Debating the appropriateness of the speech Israel's prime minister will deliver to Congress in response to an invitation by the speaker of the U.S. House of Representatives is a distraction. It diverts attention from, firstly, the endlessly more important issue of whether the deal that the Obama administration seems close to striking with Iran is one that serves the interests of the United States well, and, secondly, the question of the potential deal's effects on U.S. allies in the region and elsewhere, as well as on peace in the region and even the world.
To begin with, any deal that is negotiated between, on the one hand, a party that is known for its intransigence and adamant beliefs and, on the other, an administration that is known for its tendency to yield ground and is desperately keen to avoid another war in the Middle East deserves close scrutiny. One should also recall that the Obama administration has already ignored several developments in which Iran ran through red lines set by the United States without facing the threatened consequences.

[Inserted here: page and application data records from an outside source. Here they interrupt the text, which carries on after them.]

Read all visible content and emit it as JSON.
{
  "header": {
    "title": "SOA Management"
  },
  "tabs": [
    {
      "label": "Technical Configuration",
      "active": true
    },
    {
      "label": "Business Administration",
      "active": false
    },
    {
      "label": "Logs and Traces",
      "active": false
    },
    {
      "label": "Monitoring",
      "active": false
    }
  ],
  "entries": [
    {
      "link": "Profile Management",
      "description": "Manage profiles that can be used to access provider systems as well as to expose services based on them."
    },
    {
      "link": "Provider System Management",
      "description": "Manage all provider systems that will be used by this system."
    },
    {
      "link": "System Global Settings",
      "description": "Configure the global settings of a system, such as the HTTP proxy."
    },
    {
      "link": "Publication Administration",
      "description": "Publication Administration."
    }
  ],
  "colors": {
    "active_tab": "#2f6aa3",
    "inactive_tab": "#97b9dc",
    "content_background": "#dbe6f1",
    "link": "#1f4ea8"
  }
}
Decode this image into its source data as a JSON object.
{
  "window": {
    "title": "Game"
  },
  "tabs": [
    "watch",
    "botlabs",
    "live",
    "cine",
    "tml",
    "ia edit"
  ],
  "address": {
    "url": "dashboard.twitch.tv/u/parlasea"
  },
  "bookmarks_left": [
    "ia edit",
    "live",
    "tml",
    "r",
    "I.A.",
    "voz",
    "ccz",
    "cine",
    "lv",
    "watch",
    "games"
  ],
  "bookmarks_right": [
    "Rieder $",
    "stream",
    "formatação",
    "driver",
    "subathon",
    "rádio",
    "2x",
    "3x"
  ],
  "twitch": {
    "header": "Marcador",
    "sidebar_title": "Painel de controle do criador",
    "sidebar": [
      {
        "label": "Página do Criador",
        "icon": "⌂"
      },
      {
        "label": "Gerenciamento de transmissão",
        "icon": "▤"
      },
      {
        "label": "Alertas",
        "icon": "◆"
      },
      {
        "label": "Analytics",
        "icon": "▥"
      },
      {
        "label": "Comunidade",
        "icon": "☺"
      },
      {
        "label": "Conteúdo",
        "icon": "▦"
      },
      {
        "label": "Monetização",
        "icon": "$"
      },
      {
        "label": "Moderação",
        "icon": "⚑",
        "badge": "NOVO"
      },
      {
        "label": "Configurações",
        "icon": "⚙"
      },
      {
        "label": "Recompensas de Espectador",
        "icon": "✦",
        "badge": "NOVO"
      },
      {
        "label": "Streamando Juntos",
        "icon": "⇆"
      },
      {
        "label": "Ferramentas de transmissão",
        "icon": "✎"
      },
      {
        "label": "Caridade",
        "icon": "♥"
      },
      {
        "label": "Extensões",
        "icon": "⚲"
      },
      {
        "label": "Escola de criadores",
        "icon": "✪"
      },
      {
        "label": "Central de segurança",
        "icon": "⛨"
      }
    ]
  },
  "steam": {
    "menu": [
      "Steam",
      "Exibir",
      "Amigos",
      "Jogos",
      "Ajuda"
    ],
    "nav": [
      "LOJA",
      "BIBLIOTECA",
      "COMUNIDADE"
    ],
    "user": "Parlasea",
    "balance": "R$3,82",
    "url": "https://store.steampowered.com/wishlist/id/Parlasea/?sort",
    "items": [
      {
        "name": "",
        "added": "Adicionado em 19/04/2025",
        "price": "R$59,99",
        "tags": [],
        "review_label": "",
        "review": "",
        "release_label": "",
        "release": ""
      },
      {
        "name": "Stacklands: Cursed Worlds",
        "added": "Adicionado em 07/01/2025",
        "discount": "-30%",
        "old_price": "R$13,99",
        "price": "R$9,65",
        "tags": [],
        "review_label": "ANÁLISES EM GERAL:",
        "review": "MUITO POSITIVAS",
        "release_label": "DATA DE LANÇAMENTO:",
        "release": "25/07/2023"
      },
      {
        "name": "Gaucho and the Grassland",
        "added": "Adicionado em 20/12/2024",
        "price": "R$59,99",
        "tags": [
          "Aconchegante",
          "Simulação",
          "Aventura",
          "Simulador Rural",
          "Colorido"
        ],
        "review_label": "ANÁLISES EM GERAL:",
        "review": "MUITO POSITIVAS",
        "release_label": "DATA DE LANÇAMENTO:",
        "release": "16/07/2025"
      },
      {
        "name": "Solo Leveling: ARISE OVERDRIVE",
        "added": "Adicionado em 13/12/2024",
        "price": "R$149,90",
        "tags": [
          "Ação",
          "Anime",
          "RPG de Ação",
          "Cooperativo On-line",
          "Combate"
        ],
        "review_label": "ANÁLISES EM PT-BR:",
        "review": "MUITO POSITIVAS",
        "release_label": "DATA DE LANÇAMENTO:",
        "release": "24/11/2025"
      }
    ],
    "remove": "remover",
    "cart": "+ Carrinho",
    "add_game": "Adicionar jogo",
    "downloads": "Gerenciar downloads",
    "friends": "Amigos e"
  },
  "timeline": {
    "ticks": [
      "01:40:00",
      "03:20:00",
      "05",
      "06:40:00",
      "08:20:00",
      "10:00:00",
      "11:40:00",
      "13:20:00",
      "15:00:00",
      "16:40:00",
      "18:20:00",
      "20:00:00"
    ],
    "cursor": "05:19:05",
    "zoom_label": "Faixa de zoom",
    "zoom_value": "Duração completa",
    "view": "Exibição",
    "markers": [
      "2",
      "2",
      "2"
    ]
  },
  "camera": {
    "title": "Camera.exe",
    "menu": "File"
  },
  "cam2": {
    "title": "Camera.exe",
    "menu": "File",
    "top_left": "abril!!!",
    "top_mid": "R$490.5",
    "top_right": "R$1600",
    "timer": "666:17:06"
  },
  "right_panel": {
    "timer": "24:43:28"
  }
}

One next notes that the deal assumes that U.S. intelligence services (and the international inspectors) will be able to determine whether Iran is abiding by its commitment to limit its development of nuclear capabilities so that it would remain about a year away from assembling a nuclear weapon. Does the record -- from Pearl Harbor to the Yom Kippur War, from the revolution in Iran that brought the current regime to power to the outbreak of the Arab Spring in Tunisia -- suggest that this is a valid assumption?
Some policy analysts suggest that even if the deal is not implemented as planned and Iran succeeds in developing nuclear weapons, it would be deterred from using them because its rulers are rational people. The leaders of Iran, the argument goes, must realize that if they use these bombs, they and their country will be subject to devastating counter-attacks. Others wonder; they point out that leaders in the Middle East often act irrationally and march to drummers we don't hear.
Also, we need to ask what U.S. allies in other regions, from Japan to Poland, would hold if Iran were allowed to command nuclear arms and use them to threaten Saudi Arabia, the Emirates, and Israel. Still others argue that any such developments are preferable to another American entanglement in a land war in Asia. And they hold that there is no way from preventing Iran from gaining nuclear weapons anyhow; such a development could be delayed by a year or two at most.
Particularly worthy of discussion are the reports that the Obama administration does not plan to submit the agreement for approval by Congress. On the one hand, agreements of such import surely deserve a full hearing and a vote by Congress. On the other, Congress has been so dysfunctional that the administration may well be correct in assuming that it will not approve the deal.
Whatever side one takes in this debate, one surely can agree that Bibi's speech is a very minor, passing side show. The focus of public attention and give and take should be on the coming deal between the U.S. and Iran. Its effects are going to be with us long after both the Israeli prime minister and President Obama are retired from office.
Amitai Etzioni is a professor of international relations at The George Washington University. His latest book, The New Normal: Finding a Balance Between Individual Rights and the Common Good, was recently published by Transaction Publishers. You can follow him on Twitter, Facebook, and YouTube. Send an email firstname.lastname@example.org to subscribe to his monthly newsletter.